╭──

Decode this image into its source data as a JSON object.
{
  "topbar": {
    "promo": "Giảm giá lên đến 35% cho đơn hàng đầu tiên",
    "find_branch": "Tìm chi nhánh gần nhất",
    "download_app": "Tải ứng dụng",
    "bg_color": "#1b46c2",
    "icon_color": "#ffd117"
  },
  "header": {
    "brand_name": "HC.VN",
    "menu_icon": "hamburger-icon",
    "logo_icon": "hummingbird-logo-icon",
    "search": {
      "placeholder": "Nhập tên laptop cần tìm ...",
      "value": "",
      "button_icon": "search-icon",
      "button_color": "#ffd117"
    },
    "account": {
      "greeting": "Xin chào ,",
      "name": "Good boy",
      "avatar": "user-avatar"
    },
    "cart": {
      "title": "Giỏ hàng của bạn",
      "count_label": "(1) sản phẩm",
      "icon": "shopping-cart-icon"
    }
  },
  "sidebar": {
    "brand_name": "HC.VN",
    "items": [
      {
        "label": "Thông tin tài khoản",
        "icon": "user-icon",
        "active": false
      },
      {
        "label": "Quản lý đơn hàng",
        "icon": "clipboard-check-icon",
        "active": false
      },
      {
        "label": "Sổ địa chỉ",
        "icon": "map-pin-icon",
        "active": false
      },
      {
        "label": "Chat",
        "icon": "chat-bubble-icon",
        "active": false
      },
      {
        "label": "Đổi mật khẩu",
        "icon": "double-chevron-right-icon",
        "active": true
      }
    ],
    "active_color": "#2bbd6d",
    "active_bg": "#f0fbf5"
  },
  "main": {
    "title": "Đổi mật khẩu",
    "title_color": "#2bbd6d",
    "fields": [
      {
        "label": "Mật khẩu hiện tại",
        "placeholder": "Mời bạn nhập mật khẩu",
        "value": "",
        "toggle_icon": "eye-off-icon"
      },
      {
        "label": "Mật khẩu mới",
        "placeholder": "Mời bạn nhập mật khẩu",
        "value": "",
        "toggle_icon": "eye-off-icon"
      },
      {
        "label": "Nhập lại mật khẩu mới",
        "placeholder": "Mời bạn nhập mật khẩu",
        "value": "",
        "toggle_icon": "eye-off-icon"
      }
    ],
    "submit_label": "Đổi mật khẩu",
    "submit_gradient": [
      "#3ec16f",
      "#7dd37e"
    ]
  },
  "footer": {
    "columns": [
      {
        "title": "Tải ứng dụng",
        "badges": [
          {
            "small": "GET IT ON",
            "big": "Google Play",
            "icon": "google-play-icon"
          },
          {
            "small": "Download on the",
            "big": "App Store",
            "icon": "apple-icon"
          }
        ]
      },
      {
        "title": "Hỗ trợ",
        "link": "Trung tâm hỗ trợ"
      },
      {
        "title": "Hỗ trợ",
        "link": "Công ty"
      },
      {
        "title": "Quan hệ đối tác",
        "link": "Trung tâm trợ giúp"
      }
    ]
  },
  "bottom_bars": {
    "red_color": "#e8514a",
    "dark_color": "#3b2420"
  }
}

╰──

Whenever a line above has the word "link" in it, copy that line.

--- THE ANSWER ---
        "link": "Trung tâm hỗ trợ"
        "link": "Công ty"
        "link": "Trung tâm trợ giúp"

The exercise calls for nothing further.